One of the examiners was Carmen Segarra, who was hired in 2011 then fired seven months into her job—but not before she secretly recorded 46 hours worth of meetings and conversations with her colleagues, reported ProPublica.
The recordings reveal a conflict of interest between the Fed and the banks it oversees.
In one recording, Segarra’s boss tries to persuade her to change a negative review she wrote about Goldman Sachs, the bank she was tasked to oversee. She was eventually fired. Segarra sued her bosses and the Fed claiming she was fired in retaliation for that negative review.
A judge threw the suit out without ruling on the case’s merits.
The New York Fed wrote in a statement that “The decision to terminate Ms. Segarra’s employment with the New York Fed was based entirely on performance grounds, not because she raised concerns as a member of any examination team about any institution.”

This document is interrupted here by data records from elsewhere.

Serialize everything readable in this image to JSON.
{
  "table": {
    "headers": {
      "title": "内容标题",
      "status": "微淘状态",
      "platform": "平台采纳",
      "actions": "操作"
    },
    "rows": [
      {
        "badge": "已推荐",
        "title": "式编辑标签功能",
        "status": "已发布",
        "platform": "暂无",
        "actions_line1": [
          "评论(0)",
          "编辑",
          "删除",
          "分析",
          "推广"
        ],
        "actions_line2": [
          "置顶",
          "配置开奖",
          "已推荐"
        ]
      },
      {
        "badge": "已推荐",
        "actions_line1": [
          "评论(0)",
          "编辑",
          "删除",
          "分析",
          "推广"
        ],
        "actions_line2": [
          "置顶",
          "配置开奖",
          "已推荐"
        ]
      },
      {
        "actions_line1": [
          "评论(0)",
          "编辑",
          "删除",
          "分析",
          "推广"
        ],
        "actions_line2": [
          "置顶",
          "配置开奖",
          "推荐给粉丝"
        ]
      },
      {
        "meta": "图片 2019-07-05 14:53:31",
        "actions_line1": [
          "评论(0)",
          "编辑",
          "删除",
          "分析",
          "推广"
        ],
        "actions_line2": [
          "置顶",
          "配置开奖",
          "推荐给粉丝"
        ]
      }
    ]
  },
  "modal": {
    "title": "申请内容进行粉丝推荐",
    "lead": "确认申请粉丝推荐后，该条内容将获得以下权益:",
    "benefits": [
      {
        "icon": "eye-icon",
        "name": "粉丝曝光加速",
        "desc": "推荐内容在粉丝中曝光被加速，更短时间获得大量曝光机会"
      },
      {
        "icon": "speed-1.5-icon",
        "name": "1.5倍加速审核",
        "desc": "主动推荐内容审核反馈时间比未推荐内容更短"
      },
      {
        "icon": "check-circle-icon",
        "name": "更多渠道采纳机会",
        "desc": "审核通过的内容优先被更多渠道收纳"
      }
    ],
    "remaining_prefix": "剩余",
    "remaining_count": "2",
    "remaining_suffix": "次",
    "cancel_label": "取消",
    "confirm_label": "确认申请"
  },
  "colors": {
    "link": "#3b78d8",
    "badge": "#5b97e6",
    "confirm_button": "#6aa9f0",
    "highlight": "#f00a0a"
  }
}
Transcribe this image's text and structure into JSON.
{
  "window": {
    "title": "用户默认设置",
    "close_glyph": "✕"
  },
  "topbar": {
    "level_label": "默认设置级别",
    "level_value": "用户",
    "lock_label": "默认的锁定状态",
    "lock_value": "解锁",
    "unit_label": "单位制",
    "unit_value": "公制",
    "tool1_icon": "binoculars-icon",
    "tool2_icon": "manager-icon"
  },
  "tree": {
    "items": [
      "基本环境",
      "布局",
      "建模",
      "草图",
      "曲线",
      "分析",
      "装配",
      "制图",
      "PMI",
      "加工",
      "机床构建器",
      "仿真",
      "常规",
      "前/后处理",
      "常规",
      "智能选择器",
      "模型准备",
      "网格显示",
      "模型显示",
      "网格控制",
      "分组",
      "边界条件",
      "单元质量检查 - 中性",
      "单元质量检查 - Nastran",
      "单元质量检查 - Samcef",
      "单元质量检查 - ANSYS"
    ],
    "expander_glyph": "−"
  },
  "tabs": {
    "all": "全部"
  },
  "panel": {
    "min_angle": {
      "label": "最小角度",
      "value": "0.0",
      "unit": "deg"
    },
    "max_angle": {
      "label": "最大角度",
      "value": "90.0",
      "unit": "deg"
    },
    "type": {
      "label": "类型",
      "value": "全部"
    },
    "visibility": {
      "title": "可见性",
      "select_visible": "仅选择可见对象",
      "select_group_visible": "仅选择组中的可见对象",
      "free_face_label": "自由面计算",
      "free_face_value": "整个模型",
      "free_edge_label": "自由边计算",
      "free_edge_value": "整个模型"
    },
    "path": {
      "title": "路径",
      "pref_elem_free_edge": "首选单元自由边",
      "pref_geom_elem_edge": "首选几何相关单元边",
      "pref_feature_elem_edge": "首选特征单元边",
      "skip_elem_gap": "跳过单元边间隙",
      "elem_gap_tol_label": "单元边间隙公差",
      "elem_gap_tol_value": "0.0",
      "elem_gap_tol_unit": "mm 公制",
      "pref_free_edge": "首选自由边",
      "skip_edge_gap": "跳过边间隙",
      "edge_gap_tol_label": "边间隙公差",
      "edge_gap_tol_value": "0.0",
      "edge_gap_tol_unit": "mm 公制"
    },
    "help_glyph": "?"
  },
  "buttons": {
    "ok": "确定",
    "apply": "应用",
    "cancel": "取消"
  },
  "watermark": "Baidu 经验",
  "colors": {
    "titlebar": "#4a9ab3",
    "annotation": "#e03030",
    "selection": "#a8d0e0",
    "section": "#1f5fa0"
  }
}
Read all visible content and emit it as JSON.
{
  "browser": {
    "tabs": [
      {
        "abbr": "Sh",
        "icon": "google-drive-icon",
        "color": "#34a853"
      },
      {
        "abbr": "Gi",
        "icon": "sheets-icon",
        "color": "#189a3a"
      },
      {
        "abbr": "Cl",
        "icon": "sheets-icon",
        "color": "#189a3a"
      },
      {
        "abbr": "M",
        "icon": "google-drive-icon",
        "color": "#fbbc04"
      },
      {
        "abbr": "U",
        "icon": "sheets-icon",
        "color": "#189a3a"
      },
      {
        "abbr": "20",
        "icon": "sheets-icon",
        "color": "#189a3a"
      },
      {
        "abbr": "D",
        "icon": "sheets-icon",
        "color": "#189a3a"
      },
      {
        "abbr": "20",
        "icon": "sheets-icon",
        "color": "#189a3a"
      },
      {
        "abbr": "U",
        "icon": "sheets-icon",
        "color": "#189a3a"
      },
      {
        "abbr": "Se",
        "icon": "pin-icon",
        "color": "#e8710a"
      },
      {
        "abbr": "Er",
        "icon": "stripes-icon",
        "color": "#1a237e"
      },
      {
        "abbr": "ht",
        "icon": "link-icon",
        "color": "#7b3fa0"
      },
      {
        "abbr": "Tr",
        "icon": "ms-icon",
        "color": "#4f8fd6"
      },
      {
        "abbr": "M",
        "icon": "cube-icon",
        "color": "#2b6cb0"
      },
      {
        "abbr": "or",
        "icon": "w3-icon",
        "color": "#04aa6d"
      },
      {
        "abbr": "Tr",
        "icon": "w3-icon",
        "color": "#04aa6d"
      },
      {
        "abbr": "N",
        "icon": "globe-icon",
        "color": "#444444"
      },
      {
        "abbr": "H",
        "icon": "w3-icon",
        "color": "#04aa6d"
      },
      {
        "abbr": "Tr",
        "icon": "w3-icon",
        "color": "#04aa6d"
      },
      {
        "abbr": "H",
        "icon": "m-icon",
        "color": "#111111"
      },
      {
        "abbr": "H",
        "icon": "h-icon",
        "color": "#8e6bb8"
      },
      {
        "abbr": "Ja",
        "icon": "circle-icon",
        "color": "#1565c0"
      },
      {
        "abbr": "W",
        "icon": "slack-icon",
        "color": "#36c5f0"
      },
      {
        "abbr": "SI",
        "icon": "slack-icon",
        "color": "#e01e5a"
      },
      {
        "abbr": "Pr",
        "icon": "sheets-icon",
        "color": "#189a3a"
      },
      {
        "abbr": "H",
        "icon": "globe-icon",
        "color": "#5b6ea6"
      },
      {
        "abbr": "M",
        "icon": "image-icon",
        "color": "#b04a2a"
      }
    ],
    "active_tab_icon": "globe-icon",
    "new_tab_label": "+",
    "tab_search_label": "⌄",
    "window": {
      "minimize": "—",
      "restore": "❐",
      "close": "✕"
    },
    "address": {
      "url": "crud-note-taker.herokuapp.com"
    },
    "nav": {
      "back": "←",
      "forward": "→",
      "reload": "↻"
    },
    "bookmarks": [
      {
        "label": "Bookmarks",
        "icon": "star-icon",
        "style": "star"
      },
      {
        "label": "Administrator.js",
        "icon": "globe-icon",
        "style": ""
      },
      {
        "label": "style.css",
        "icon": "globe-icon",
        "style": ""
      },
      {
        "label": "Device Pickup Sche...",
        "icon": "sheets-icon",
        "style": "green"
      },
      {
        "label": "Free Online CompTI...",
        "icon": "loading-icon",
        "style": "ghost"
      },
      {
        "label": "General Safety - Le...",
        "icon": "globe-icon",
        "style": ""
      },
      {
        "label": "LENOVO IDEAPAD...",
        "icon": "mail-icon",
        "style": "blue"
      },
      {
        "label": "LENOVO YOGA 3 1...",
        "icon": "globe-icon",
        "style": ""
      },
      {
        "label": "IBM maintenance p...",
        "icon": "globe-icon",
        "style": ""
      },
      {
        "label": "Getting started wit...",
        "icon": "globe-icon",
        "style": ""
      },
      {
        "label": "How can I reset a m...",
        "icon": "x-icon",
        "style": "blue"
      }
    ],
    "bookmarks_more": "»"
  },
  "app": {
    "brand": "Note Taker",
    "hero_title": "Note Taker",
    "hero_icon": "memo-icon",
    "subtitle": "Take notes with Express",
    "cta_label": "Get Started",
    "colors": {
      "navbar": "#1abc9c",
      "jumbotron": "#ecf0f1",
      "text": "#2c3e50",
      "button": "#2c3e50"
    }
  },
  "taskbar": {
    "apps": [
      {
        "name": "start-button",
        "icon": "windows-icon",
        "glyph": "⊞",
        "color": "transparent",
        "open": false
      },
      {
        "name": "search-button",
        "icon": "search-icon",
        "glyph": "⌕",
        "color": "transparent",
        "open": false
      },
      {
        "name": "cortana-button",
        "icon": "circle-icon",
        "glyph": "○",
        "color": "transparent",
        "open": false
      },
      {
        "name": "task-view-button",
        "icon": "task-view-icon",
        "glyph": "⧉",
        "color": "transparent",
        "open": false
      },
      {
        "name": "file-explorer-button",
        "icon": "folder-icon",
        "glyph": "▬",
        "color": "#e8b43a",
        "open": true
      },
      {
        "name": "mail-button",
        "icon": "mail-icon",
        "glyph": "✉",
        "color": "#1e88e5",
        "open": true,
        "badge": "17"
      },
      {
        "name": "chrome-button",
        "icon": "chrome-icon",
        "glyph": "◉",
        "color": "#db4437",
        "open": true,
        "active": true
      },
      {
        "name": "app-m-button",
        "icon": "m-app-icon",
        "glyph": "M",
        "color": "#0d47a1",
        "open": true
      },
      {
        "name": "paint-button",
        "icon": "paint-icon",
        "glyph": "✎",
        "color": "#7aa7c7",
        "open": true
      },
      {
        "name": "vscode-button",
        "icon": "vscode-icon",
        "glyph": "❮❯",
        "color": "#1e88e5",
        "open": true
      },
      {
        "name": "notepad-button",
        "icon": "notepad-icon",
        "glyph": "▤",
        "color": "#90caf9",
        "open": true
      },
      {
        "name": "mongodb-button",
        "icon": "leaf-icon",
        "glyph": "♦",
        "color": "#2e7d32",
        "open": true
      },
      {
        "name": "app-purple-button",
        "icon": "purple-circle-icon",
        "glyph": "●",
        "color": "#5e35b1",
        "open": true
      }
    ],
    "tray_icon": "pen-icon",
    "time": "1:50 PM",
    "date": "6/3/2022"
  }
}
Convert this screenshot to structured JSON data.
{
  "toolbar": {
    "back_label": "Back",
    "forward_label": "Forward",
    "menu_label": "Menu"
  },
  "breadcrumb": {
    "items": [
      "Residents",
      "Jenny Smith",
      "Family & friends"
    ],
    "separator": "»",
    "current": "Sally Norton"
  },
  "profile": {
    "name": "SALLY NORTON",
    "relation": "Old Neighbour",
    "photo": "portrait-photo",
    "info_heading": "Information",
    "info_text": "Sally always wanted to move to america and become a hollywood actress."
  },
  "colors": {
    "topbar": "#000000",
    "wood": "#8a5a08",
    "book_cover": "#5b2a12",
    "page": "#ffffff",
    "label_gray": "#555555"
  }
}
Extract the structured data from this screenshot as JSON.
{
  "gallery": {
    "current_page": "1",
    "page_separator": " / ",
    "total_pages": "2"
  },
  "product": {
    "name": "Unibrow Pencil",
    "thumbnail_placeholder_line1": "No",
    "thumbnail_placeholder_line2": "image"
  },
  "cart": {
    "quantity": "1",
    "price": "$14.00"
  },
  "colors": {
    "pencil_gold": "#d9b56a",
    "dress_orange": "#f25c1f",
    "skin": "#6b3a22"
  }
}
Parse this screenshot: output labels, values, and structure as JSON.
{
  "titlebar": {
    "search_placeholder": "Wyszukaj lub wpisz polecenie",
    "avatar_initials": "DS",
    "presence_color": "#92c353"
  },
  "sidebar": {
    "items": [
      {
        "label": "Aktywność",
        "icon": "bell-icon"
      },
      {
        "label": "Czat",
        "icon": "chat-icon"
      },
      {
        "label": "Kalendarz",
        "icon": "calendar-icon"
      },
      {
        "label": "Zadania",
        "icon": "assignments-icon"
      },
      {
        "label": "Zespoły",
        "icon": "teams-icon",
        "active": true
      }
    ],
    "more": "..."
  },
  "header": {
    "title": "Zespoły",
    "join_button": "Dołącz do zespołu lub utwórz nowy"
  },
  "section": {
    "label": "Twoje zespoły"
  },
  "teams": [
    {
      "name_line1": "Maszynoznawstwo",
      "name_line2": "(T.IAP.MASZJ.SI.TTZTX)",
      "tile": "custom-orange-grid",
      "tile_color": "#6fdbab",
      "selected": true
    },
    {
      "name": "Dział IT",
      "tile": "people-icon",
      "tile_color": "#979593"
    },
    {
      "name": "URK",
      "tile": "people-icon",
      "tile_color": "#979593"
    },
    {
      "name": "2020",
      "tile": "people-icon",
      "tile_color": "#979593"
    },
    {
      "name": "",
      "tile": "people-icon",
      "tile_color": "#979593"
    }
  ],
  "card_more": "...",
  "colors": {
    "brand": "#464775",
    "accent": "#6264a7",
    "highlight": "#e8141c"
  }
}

In a statement to ProPublica and This American Life, the New York Fed said it “categorically rejects the allegations being made about the integrity of its supervision of financial institutions.”